The first bottles of Brunello di Montalcino were introduced in Siena in 1870. Since then, there have been a number of experiments performed to create a wine of exceptional quality that is suitable for aging.

In the early 1900s, this product was enjoyed by only a select circle of connoisseurs, and few businesses bottled it. Until the 1960s, then, the Brunello di Montalcino remained a rare and expensive wine.

After that, with the revival of agriculture and the introduction of DOC, grape varieties were reintroduced in the whole area. With the granting of the Denominazione di Origine Controllata (Designation of Origin) and the formation of the Consorzio di Tutela (Protective Consortium), the wine was officially revived and went through a period of great expansion. It began to be appreciated and distributed on a commercial level with an increasing number of businesses handling it.

In 1980, Brunello received DOCG recognition. The wine’s image became part of the region, the culture and cuisine of Montalcino.

Brunello di Montalcino vista

Brunello di Montalcino is a clear, bright, garnet coloured wine. Its aroma is intense and lasting. You will recognize scents of brushwood, aromatic wood, berries and notes of vanilla. In flavour, the wine has an elegant and harmonic body, and it is dry with a quite persistent aroma.

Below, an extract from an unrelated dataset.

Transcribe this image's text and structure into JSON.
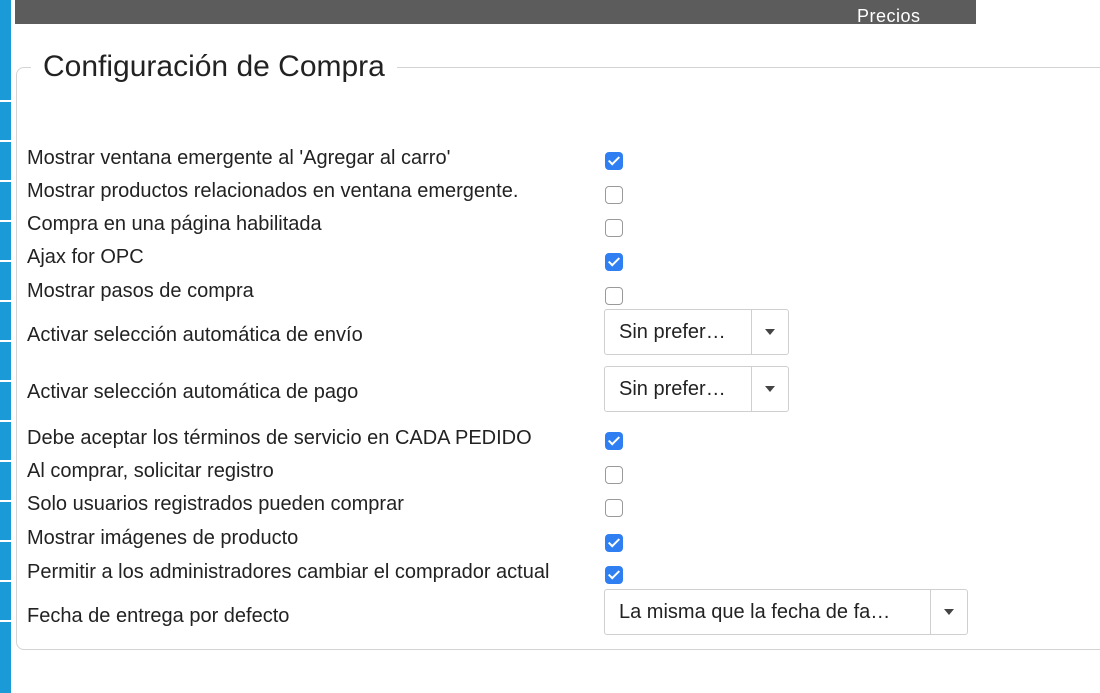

Because of its features, Brunello di Montalcino tolerates long aging, improving with time according to the vintage. Aging lasts from a minimum of 10 years up to 30 years, but it can be kept even longer. Naturally, it should be stored properly: in a cool cellar, especially one with a constant temperature, in the dark, with the bottles on their sides.


Brunello pairs nicely with red meat and game, mushrooms and truffles. It is also perfect with aged cheeses, Tuscan pecorino, piquant gorgonzola and Parmigiano-Reggiano. It is a product that is greatly treasured outside of Italy, and it goes nicely with international cuisine.

Il Brunello di Montalcino consorzio